Instant Access to Thousands of Journals for just $40/month

The politics of literary postcoloniality

The politics of literary postcoloniality AIJAZ AHMAD The politics of literary postcoloniality Let me start by confessing that the current discussions of post- colonialism in the domain of literary theory produce in me a peculiar sense of dejbi viu even a degree of fatigue.' There had been in the 1970s, in the field of political theory, a fulsome debate on the issue of postcolonialism, but with specific reference to the type of posteolonial states that arose in Asia and Africa after postwar decolonisations. Indeed, I had myself published something of a postscript to that debate.

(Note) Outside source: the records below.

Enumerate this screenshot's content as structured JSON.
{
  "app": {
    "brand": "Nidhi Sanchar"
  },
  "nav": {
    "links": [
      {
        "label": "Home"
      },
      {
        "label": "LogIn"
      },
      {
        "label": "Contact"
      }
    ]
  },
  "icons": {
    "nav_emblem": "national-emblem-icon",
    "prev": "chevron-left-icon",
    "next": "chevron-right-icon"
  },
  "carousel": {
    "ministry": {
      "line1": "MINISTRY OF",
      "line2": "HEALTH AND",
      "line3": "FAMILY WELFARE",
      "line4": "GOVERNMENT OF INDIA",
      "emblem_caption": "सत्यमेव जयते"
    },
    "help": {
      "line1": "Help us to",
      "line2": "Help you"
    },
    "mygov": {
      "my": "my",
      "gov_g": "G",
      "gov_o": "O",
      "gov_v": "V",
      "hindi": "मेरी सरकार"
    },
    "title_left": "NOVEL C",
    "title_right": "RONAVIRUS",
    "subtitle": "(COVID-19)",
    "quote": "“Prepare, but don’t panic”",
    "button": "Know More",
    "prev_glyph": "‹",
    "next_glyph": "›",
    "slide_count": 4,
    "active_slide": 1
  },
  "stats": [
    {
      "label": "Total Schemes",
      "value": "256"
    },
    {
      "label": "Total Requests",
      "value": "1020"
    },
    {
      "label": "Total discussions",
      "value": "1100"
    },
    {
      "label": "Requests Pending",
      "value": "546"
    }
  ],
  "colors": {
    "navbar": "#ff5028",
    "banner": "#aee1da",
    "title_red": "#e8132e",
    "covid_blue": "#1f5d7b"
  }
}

Now, as this same term resurfaces in literary theory, without even a trace of memory of that earlier debate, I am reminded of something that the Cuban-American critic, Roman de la Campa, said to me in conversation, to the effect that 'postcoloniality' is postmodernism's wedge to colonise literatures outside Europe and its North American offshoots - which I take the liberty to understand as saying that what used to be known as 'Third World literature' gets rechristened as 'posteolonial literature' when the governing theoretical framework shifts from Third World nationalism to postmodernism.2 The more substantial issues that are involved in the current expositions of what gets called 'postcolonial http://www.deepdyve.com/assets/images/DeepDyve-Logo-lg.png Race & Class SAGE

The politics of literary postcoloniality

Abstract

AIJAZ AHMAD The politics of literary postcoloniality Let me start by confessing that the current discussions of post- colonialism in the domain of literary theory produce in me a peculiar sense of dejbi viu even a degree of fatigue.' There had been in the 1970s, in the field of political theory, a fulsome debate on the issue of postcolonialism, but with specific reference to the type of posteolonial states that arose in Asia and Africa after postwar decolonisations. Indeed, I had myself published something of a postscript to that debate. Now, as this same term resurfaces in literary theory, without even a trace of memory of that earlier debate, I am reminded of something that the Cuban-American critic, Roman de la Campa, said to me in conversation, to the effect that 'postcoloniality' is postmodernism's wedge to colonise literatures outside Europe and its North American offshoots - which I take the liberty to understand as saying that what used to be known as 'Third World literature' gets rechristened as 'posteolonial literature' when the governing theoretical framework shifts from Third World nationalism to postmodernism.2 The more substantial issues that are involved in the current expositions of what gets called 'postcolonial
Loading next page...
 
/lp/sage/the-politics-of-literary-postcoloniality-yMZpw30IFb

Sorry, we don't have permission to share this article on DeepDyve,
but here are related articles that you can start reading right now: